At this moment, I am looking out at a lush green perennial garden filled with hot pink echinacea, equally hot phlox, silvery coriander with yellow flowers, yucca stalks sprinkled with white blooms, and hydrangea blossoms bigger than my fist.  The pollen is about killing me!  But, I delight in the contrast between this landscape and my beloved Oaxaca where magnificent mountain ranges ring the expansive high desert plateau punctuated with herds of grazing sheep, maize and agave fields.  Oaxaca is always on my mind and in my heart.  I feel fortunate to be able to go back and forth between the U.S. and Mexico and love living in both places.  My round-trip plane tickets originate and end in Mexico!

Now, for the serious stuff!

Thank you, Damien Cave, The New York Times Mexico City foreign correspondent, for writing about another Mexico — Mexico: Without the Crowds, or Attitude (June 2, 2012) and the tranquil fishing villages of Oaxaca’s Costa Chica — Mazunte, Zipolite and San Agustinillo.  This is where you can still sleep in a hammock or a 3-star hotel and hear the ocean roar, dip your toes into rock protected coves, and visit the sea turtle preservation sanctuary.  This is the real part of Oaxaca, far from the over-developed Huatulco (in the style of Cancun), where you can be lazy, eat and sleep well.

   

Also, in The New York Times on June 1, 2012, Jorge Casteñeda and Douglas Massey published Do-It-Yourself Immigration.  They discuss immigration reform, the controversy around undocumented immigrants in the U.S., and the natural decline in migration from Mexico to the United States. Jorge G. Castañeda, the foreign minister of Mexico from 2000 to 2003, is a professor of politics and Latin American and Caribbean Studies at New York University. Douglas S. Massey is a professor of sociology and public affairs at Princeton.

Working from home now constitutes organizing workshops for the coming year, confirming registrations, making lodging and restaurant reservations, and setting itinerary plans for moving participants from one location to another.  It also means having the time to do market research and planning.
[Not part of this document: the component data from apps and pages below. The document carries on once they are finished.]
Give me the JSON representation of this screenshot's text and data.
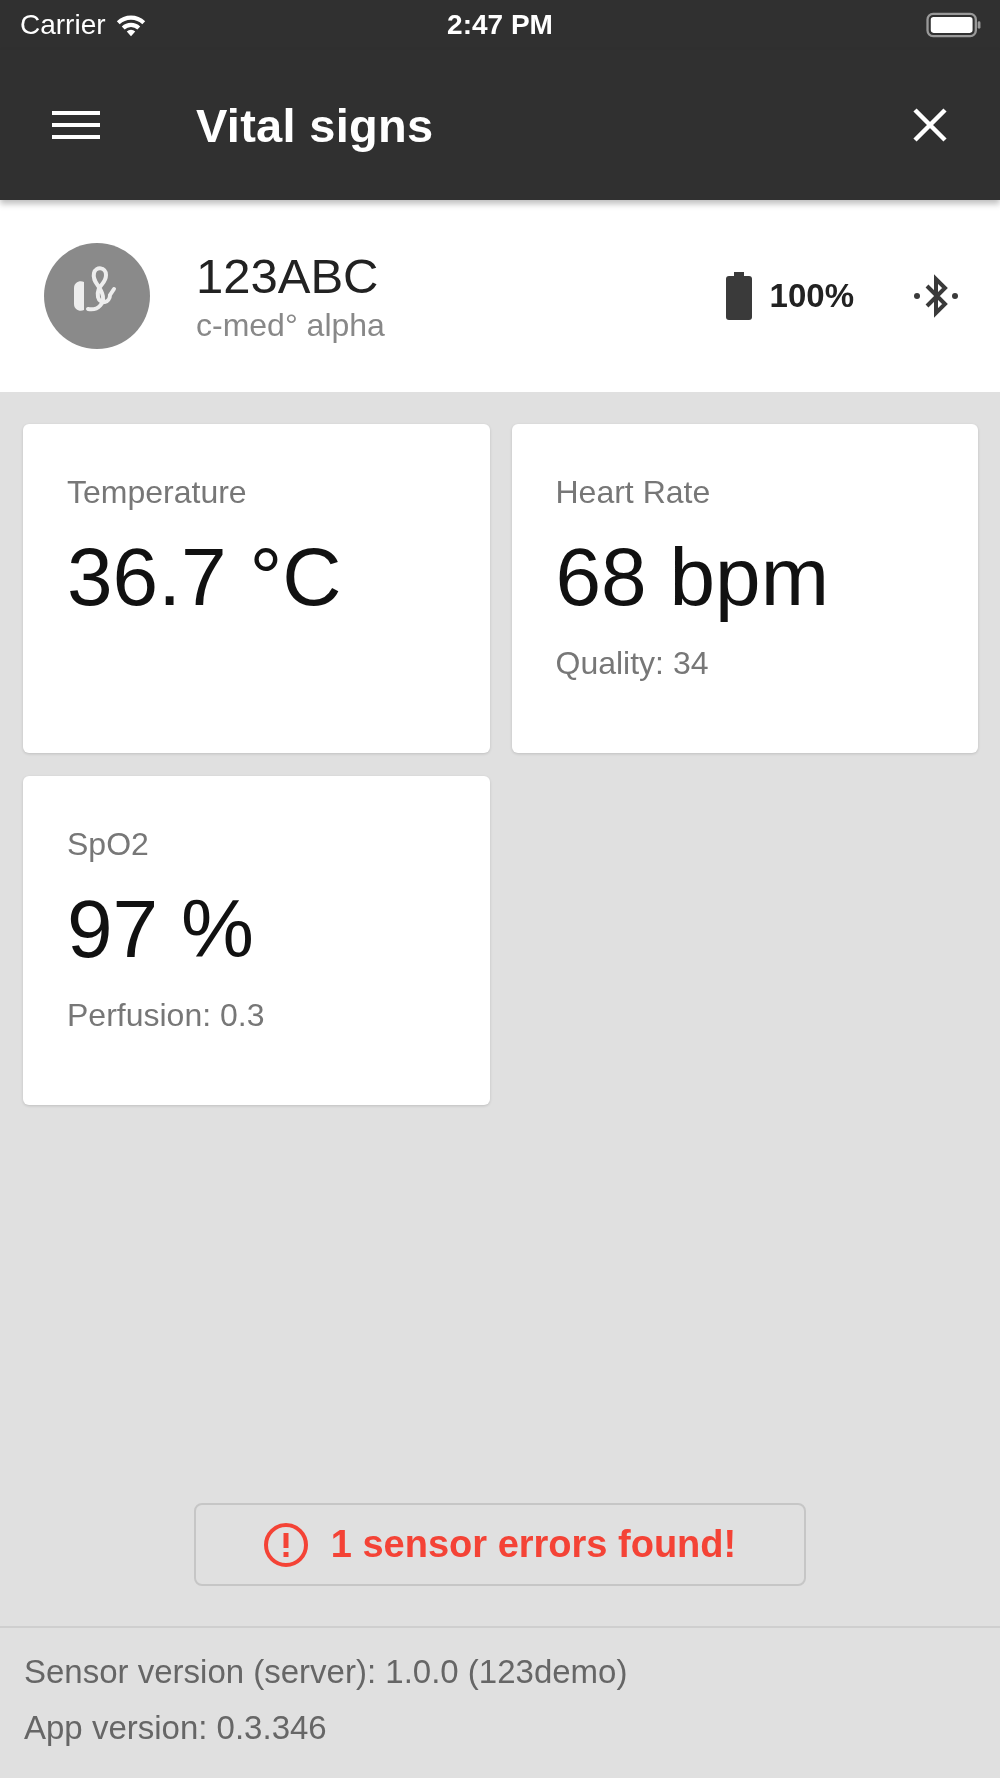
{
  "status_bar": {
    "carrier": "Carrier",
    "time": "2:47 PM"
  },
  "app_bar": {
    "title": "Vital signs"
  },
  "device": {
    "name": "123ABC",
    "model": "c-med° alpha",
    "battery": "100%"
  },
  "cards": [
    {
      "label": "Temperature",
      "value": "36.7 °C"
    },
    {
      "label": "Heart Rate",
      "value": "68 bpm",
      "detail": "Quality: 34"
    },
    {
      "label": "SpO2",
      "value": "97 %",
      "detail": "Perfusion: 0.3"
    }
  ],
  "error_button": {
    "label": "1 sensor errors found!"
  },
  "footer": [
    "Sensor version (server): 1.0.0 (123demo)",
    "App version: 0.3.346"
  ]
}
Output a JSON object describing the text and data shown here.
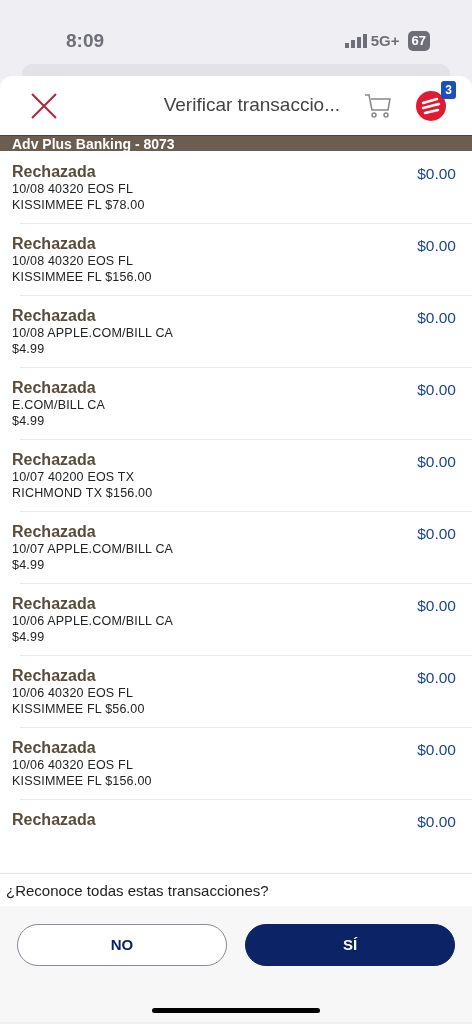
{
  "status_bar": {
    "time": "8:09",
    "network": "5G+",
    "battery": "67"
  },
  "header": {
    "title": "Verificar transaccio...",
    "badge": "3"
  },
  "account": "Adv Plus Banking - 8073",
  "transactions": [
    {
      "status": "Rechazada",
      "line1": "10/08 40320 EOS FL",
      "line2": "KISSIMMEE FL $78.00",
      "amount": "$0.00"
    },
    {
      "status": "Rechazada",
      "line1": "10/08 40320 EOS FL",
      "line2": "KISSIMMEE FL $156.00",
      "amount": "$0.00"
    },
    {
      "status": "Rechazada",
      "line1": "10/08 APPLE.COM/BILL CA",
      "line2": "$4.99",
      "amount": "$0.00"
    },
    {
      "status": "Rechazada",
      "line1": "E.COM/BILL CA",
      "line2": "$4.99",
      "amount": "$0.00"
    },
    {
      "status": "Rechazada",
      "line1": "10/07 40200 EOS TX",
      "line2": "RICHMOND TX $156.00",
      "amount": "$0.00"
    },
    {
      "status": "Rechazada",
      "line1": "10/07 APPLE.COM/BILL CA",
      "line2": "$4.99",
      "amount": "$0.00"
    },
    {
      "status": "Rechazada",
      "line1": "10/06 APPLE.COM/BILL CA",
      "line2": "$4.99",
      "amount": "$0.00"
    },
    {
      "status": "Rechazada",
      "line1": "10/06 40320 EOS FL",
      "line2": "KISSIMMEE FL $56.00",
      "amount": "$0.00"
    },
    {
      "status": "Rechazada",
      "line1": "10/06 40320 EOS FL",
      "line2": "KISSIMMEE FL $156.00",
      "amount": "$0.00"
    },
    {
      "status": "Rechazada",
      "amount": "$0.00"
    }
  ],
  "question": "¿Reconoce todas estas transacciones?",
  "buttons": [
    {
      "label": "NO",
      "kind": "secondary"
    },
    {
      "label": "SÍ",
      "kind": "primary"
    }
  ]
}
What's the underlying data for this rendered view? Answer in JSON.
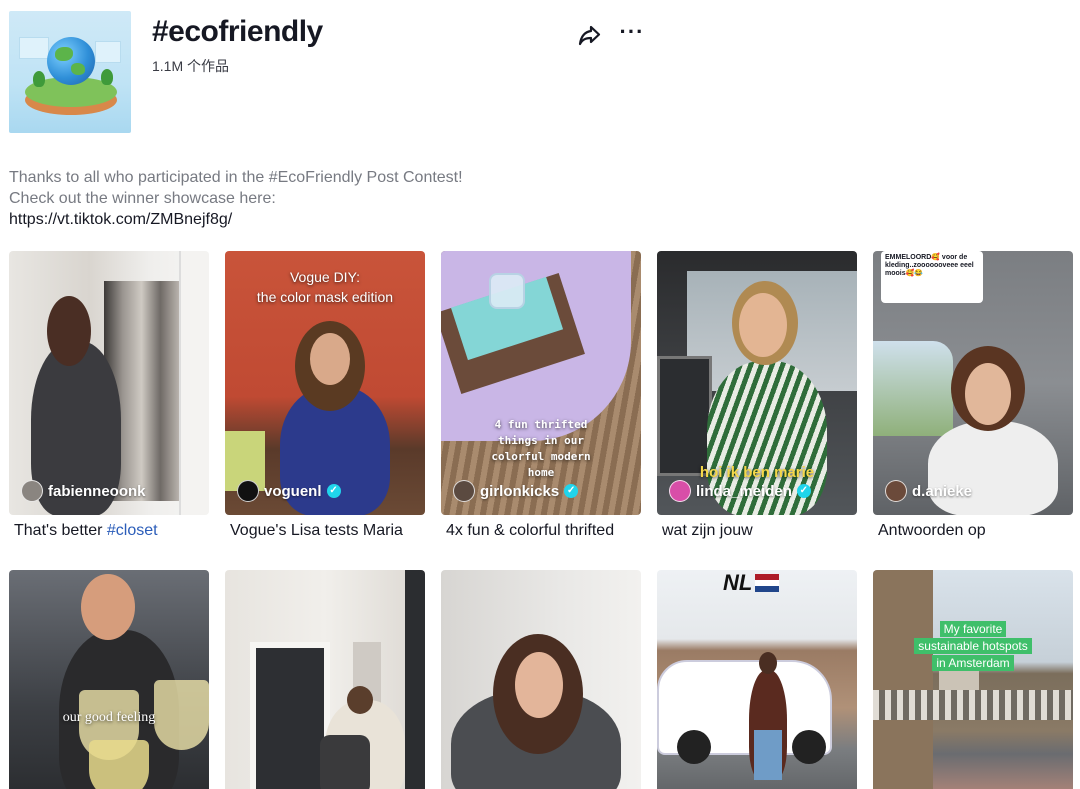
{
  "hashtag": {
    "title": "#ecofriendly",
    "count": "1.1M 个作品",
    "cover_icon": "earth-globe-island-icon"
  },
  "toolbar": {
    "share_icon": "share-arrow-icon",
    "more_icon": "ellipsis-icon",
    "more_label": "···"
  },
  "description": {
    "line1": "Thanks to all who participated in the #EcoFriendly Post Contest!",
    "line2": "Check out the winner showcase here:",
    "link": "https://vt.tiktok.com/ZMBnejf8g/"
  },
  "videos_row1": [
    {
      "author": "fabienneoonk",
      "verified": false,
      "caption_text": "That's better ",
      "caption_tag": "#closet",
      "overlay": ""
    },
    {
      "author": "voguenl",
      "verified": true,
      "caption_text": "Vogue's Lisa tests Maria",
      "caption_tag": "",
      "overlay": "Vogue DIY:\nthe color mask edition"
    },
    {
      "author": "girlonkicks",
      "verified": true,
      "caption_text": "4x fun & colorful thrifted",
      "caption_tag": "",
      "overlay": "4 fun thrifted\nthings in our\ncolorful modern\nhome"
    },
    {
      "author": "linda_meiden",
      "verified": true,
      "caption_text": "wat zijn jouw",
      "caption_tag": "",
      "overlay": "hoi ik ben marie"
    },
    {
      "author": "d.anieke",
      "verified": false,
      "caption_text": "Antwoorden op",
      "caption_tag": "",
      "overlay": "EMMELOORD🥰 voor de kleding..zooooooveee eeel moois🥰😂"
    }
  ],
  "videos_row2": [
    {
      "overlay": "our good feeling"
    },
    {
      "overlay": ""
    },
    {
      "overlay": ""
    },
    {
      "overlay": "NL"
    },
    {
      "overlay": "My favorite\nsustainable hotspots\nin Amsterdam"
    }
  ],
  "colors": {
    "link_blue": "#2b5db9",
    "verified": "#20d5ec",
    "muted_text": "#777a82"
  }
}
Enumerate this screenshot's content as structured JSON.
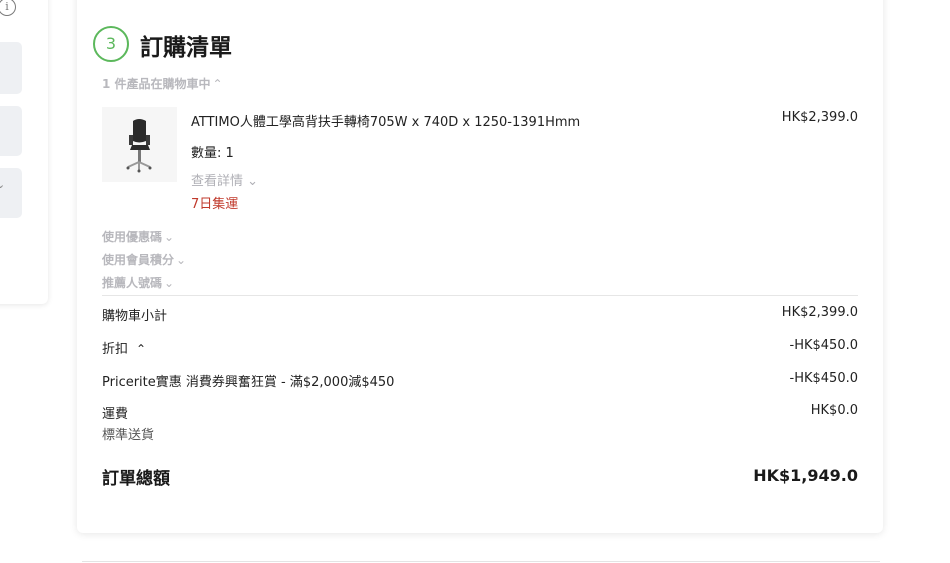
{
  "left_panel": {
    "info_icon": "info-icon",
    "chevron_icon": "chevron-down-icon"
  },
  "order": {
    "step_number": "3",
    "title": "訂購清單",
    "cart_count_text": "1 件產品在購物車中",
    "items": [
      {
        "name": "ATTIMO人體工學高背扶手轉椅705W x 740D x 1250-1391Hmm",
        "quantity_text": "數量: 1",
        "view_details": "查看詳情",
        "delivery": "7日集運",
        "price": "HK$2,399.0"
      }
    ],
    "options": {
      "coupon": "使用優惠碼",
      "member_points": "使用會員積分",
      "referral": "推薦人號碼"
    },
    "summary": {
      "subtotal_label": "購物車小計",
      "subtotal_value": "HK$2,399.0",
      "discount_label": "折扣",
      "discount_value": "-HK$450.0",
      "promo_label": "Pricerite實惠 消費券興奮狂賞 - 滿$2,000減$450",
      "promo_value": "-HK$450.0",
      "shipping_label": "運費",
      "shipping_method": "標準送貨",
      "shipping_value": "HK$0.0",
      "total_label": "訂單總額",
      "total_value": "HK$1,949.0"
    }
  },
  "colors": {
    "step_accent": "#5cb85c",
    "delivery_red": "#c0392b",
    "muted": "#b8b8bd"
  }
}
So, while you haven’t heard from me, please know that I’ve been busy working!

And, as always, I’d love to hear from you.  Let me know if you have any questions.  I haven’t talked much about what it’s been like after taking retirement from UNC Chapel Hill last December.  I don’t know if that would be interesting to you.  I did worry about whether I would be able to continue to be creative without the structure of a traditional work day and if I could sustain myself financially–all those things that we worry about when making life transitions.  But, it’s working out. For anyone out there who is afraid of taking the plunge, I will give you encouragement.

Sending all my best,  Norma